Start of Exercise input
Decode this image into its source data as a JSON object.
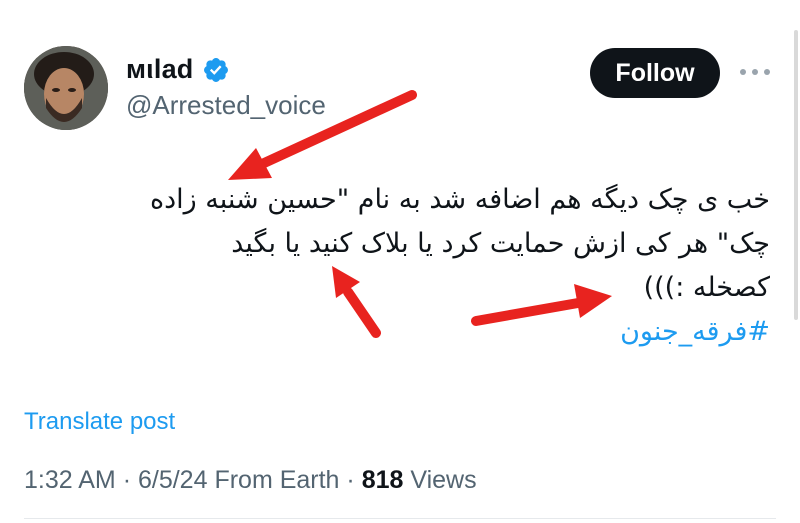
{
  "user": {
    "name": "мιlad",
    "handle": "@Arrested_voice",
    "verified": true
  },
  "header": {
    "follow_label": "Follow"
  },
  "tweet": {
    "lines": [
      "خب ی چک دیگه هم اضافه شد به نام \"حسین شنبه زاده",
      "چک\" هر کی ازش حمایت کرد  یا بلاک کنید یا بگید",
      "کصخله :)))"
    ],
    "hashtag": "#فرقه_جنون"
  },
  "translate_label": "Translate post",
  "meta": {
    "time": "1:32 AM",
    "date": "6/5/24",
    "source": "From Earth",
    "views_count": "818",
    "views_label": "Views"
  },
  "colors": {
    "accent": "#1d9bf0",
    "text": "#0f1419",
    "muted": "#536471",
    "arrow": "#e8231f"
  },
  "icons": [
    "verified-badge-icon",
    "more-options-icon"
  ]
}
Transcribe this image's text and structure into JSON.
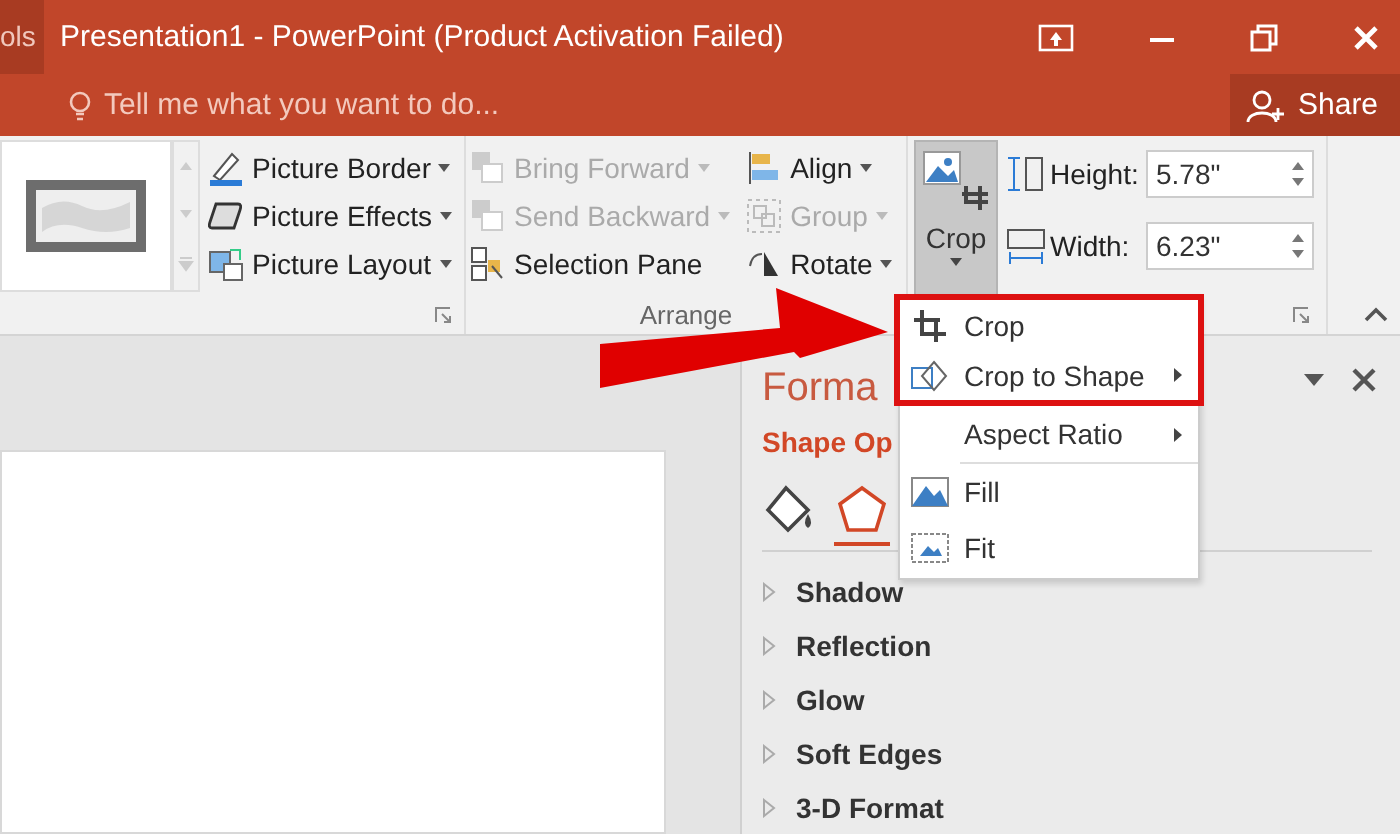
{
  "title_bar": {
    "tab_fragment": "ols",
    "title": "Presentation1 - PowerPoint (Product Activation Failed)"
  },
  "tell_me": {
    "placeholder": "Tell me what you want to do..."
  },
  "share_button": {
    "label": "Share"
  },
  "ribbon": {
    "picture_commands": [
      {
        "label": "Picture Border",
        "kind": "border",
        "dropdown": true
      },
      {
        "label": "Picture Effects",
        "kind": "effects",
        "dropdown": true
      },
      {
        "label": "Picture Layout",
        "kind": "layout",
        "dropdown": true
      }
    ],
    "arrange_columns": [
      [
        {
          "label": "Bring Forward",
          "kind": "forward",
          "dropdown": true,
          "disabled": true
        },
        {
          "label": "Send Backward",
          "kind": "backward",
          "dropdown": true,
          "disabled": true
        },
        {
          "label": "Selection Pane",
          "kind": "pane",
          "dropdown": false,
          "disabled": false
        }
      ],
      [
        {
          "label": "Align",
          "kind": "align",
          "dropdown": true,
          "disabled": false
        },
        {
          "label": "Group",
          "kind": "group",
          "dropdown": true,
          "disabled": true
        },
        {
          "label": "Rotate",
          "kind": "rotate",
          "dropdown": true,
          "disabled": false
        }
      ]
    ],
    "arrange_label": "Arrange",
    "crop_button": {
      "label": "Crop",
      "selected": true
    },
    "size": [
      {
        "label": "Height:",
        "kind": "height",
        "value": "5.78\""
      },
      {
        "label": "Width:",
        "kind": "width",
        "value": "6.23\""
      }
    ]
  },
  "format_pane": {
    "title": "Forma",
    "subtitle": "Shape Op",
    "tabs": [
      {
        "kind": "fill",
        "selected": false
      },
      {
        "kind": "effects",
        "selected": true
      }
    ],
    "sections": [
      "Shadow",
      "Reflection",
      "Glow",
      "Soft Edges",
      "3-D Format"
    ]
  },
  "crop_menu": {
    "highlighted_items": [
      {
        "label": "Crop",
        "kind": "crop",
        "submenu": false
      },
      {
        "label": "Crop to Shape",
        "kind": "shape",
        "submenu": true
      }
    ],
    "items": [
      {
        "label": "Aspect Ratio",
        "kind": "none",
        "submenu": true
      },
      {
        "label": "Fill",
        "kind": "fill",
        "submenu": false
      },
      {
        "label": "Fit",
        "kind": "fit",
        "submenu": false
      }
    ]
  }
}
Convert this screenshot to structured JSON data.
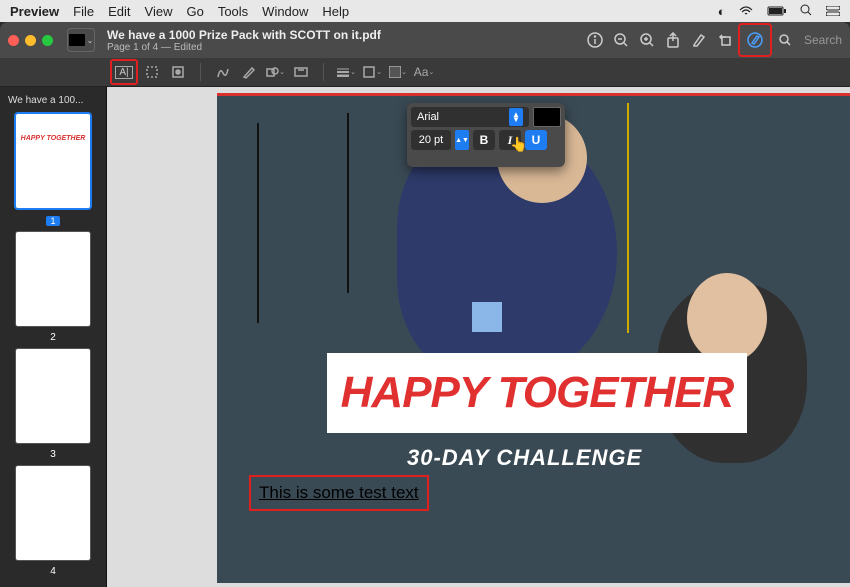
{
  "menubar": {
    "app": "Preview",
    "items": [
      "File",
      "Edit",
      "View",
      "Go",
      "Tools",
      "Window",
      "Help"
    ]
  },
  "titlebar": {
    "doc_title": "We have a 1000 Prize Pack with SCOTT on it.pdf",
    "subtitle": "Page 1 of 4 — Edited",
    "search_placeholder": "Search"
  },
  "sidebar": {
    "section_title": "We have a 100...",
    "pages": [
      {
        "num": "1",
        "selected": true
      },
      {
        "num": "2",
        "selected": false
      },
      {
        "num": "3",
        "selected": false
      },
      {
        "num": "4",
        "selected": false
      }
    ]
  },
  "document": {
    "headline": "HAPPY TOGETHER",
    "subline": "30-DAY CHALLENGE",
    "test_text": "This is some test text"
  },
  "font_panel": {
    "family": "Arial",
    "size": "20 pt",
    "bold_label": "B",
    "italic_label": "I",
    "underline_label": "U",
    "underline_active": true
  },
  "markup_toolbar": {
    "aa_label": "Aa"
  }
}
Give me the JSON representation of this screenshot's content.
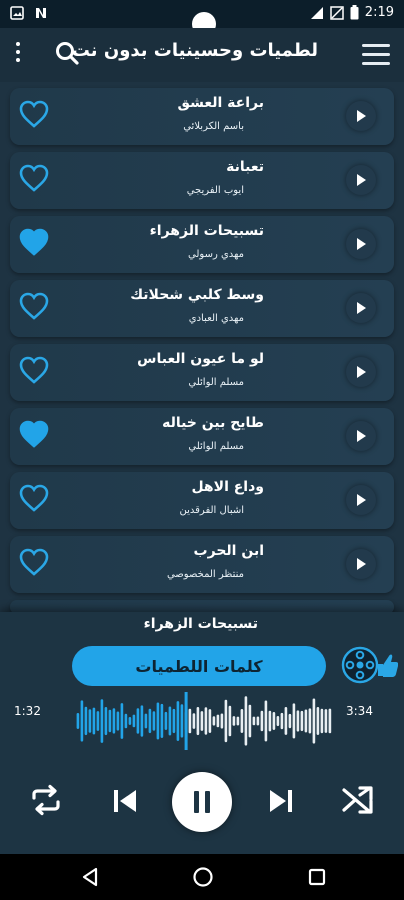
{
  "status_bar": {
    "time": "2:19"
  },
  "header": {
    "title": "لطميات وحسينيات بدون نت",
    "menu_icon": "hamburger-menu-icon",
    "search_icon": "search-icon",
    "more_icon": "more-vertical-icon"
  },
  "tracks": [
    {
      "name": "براعة العشق",
      "artist": "باسم الكربلائي",
      "favorite": false
    },
    {
      "name": "تعبانة",
      "artist": "ايوب الفريجي",
      "favorite": false
    },
    {
      "name": "تسبيحات الزهراء",
      "artist": "مهدي رسولي",
      "favorite": true
    },
    {
      "name": "وسط كلبي شحلاتك",
      "artist": "مهدي العبادي",
      "favorite": false
    },
    {
      "name": "لو ما عيون العباس",
      "artist": "مسلم الوائلي",
      "favorite": false
    },
    {
      "name": "طايح بين خياله",
      "artist": "مسلم الوائلي",
      "favorite": true
    },
    {
      "name": "وداع الاهل",
      "artist": "اشبال الفرقدين",
      "favorite": false
    },
    {
      "name": "ابن الحرب",
      "artist": "منتظر المخصوصي",
      "favorite": false
    }
  ],
  "player": {
    "now_playing": "تسبيحات الزهراء",
    "lyrics_button": "كلمات اللطميات",
    "elapsed": "1:32",
    "duration": "3:34",
    "progress": 0.43
  },
  "colors": {
    "accent": "#22a4e8",
    "background": "#1e3342",
    "row": "#243f52"
  }
}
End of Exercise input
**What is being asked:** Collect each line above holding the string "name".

**Result for this exercise:**
    "name": "мιlad",
      "name": "براعة العشق",
      "name": "تعبانة",
      "name": "تسبيحات الزهراء",
      "name": "وسط كلبي شحلاتك",
      "name": "لو ما عيون العباس",
      "name": "طايح بين خياله",
      "name": "وداع الاهل",
      "name": "ابن الحرب",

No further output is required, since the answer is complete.